I have no intention of attempting to unpick Brexit – there are much sharper political minds writing for this paper to do that. I speak as the ordinary man in the street who, whilst not au fait with all the intricacies of the Brexit negotiations, can recognise a disaster when he sees one.
Like many of you – and the majority in the north – I voted to ‘remain’. I never for a second bought into the fear around immigration and definitely never believed that hundreds of millions of pounds would be given to the National Health Service if we left.
My inherent cynicism for all things political served me well, as I’ve been proved right.
In the two years since the vote, we’ve learnt that the millions promised to the NHS aren’t coming and restrictions around immigration will cripple much of our agrifood industry which relies on EU workers.
In short, we were deceived and manipulated.
But what’s even more galling than the lies told around Brexit are the politicians who made unsubstantiated claims. I cannot remember a time when there’s been so many idiots in suits walking the corridors of Westminster – and that’s saying something.

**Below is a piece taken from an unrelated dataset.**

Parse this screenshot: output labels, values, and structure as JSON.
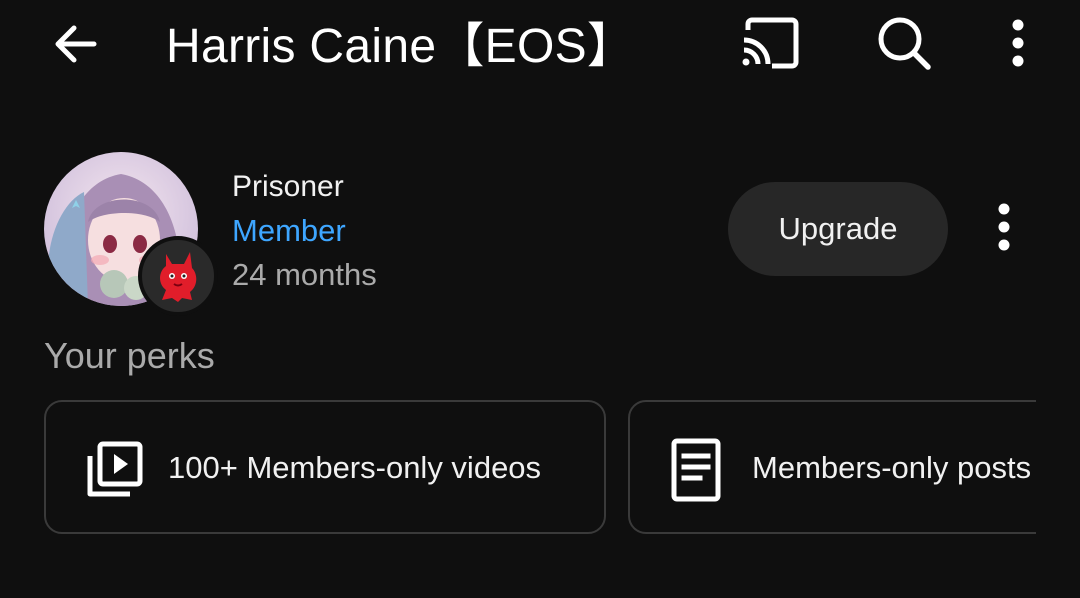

I blame the English public school system which has burdened us with buffoons such as Boris Johnson and Jacob Rees Mogg, or as I call them, the Laurel and Hardy of British politics.
Every time I see them I expect Johnson to twirl his tie in exasperation and say to Mogg, “Well, this is another fine mess you’ve got us into”.
When you compound the political difficulties across the water with our local problems, it’s no wonder politicians are held in such low esteem. Just how low is hard to express without resorting to coarse language: I recently heard a sweet-looking old lady let out a mouthful of expletives which made me blush when the topic of her local MLA came up.
There was a time when a veneer of proficiency and professionalism could be attributed to those who entered politics. They were invariably male, wore grey suits with white shirts and sensible ties and hid any personality behind a serious countenance.
Conversely, politics today has become home for those who shout loudest, blame most and avoid personal responsibility for decisions taken.
The individual who best embodies all that is ‘rotten in Denmark’ is Ian Paisley. Having just completed a 30-day ban from the Commons for not declaring a luxury family holiday to Sri Lanka and then enduring the ignominy of being the first MP to face a recall vote, he is once again under investigation – this time for yet another luxury family holiday to the Maldives.
Paisley’s only qualification for public office came via the gift of his north Antrim seat from his late father. Like all children who inherit their position, he exhibits an arrogance and sense of entitlement that those of us who’ve had to work for our place in society find hard to stomach.
Paisley proves politics is too important to be left to politicians. It’s time for a paradigm shift in the way we choose those who rule over us.
There should be no place for dynastic politics in any healthy democracy; if Mr Paisley wants to stand, he should earn his position honestly by fighting for a seat other than his late father’s.
Likewise, open up the selection process beyond the usual tried-and-failed political parties. We need new blood and that means independents. Limit those who are elected to two terms, freeing politicians to make decision on merit without worrying about re-election. Return politics to its roots, when it was a practical form of public service rather than a lifetime career choice.
Imagine, a legislature filled with retirees, carpenters, builders, teachers, doctors and the unemployed. In short, ‘a government of the people, by the people, for the people’.
I know it’s a corny idea, but if enough ‘ordinary’ people began standing in elections, maybe we, the embarrassed majority, would have a reason to return to the ballot box.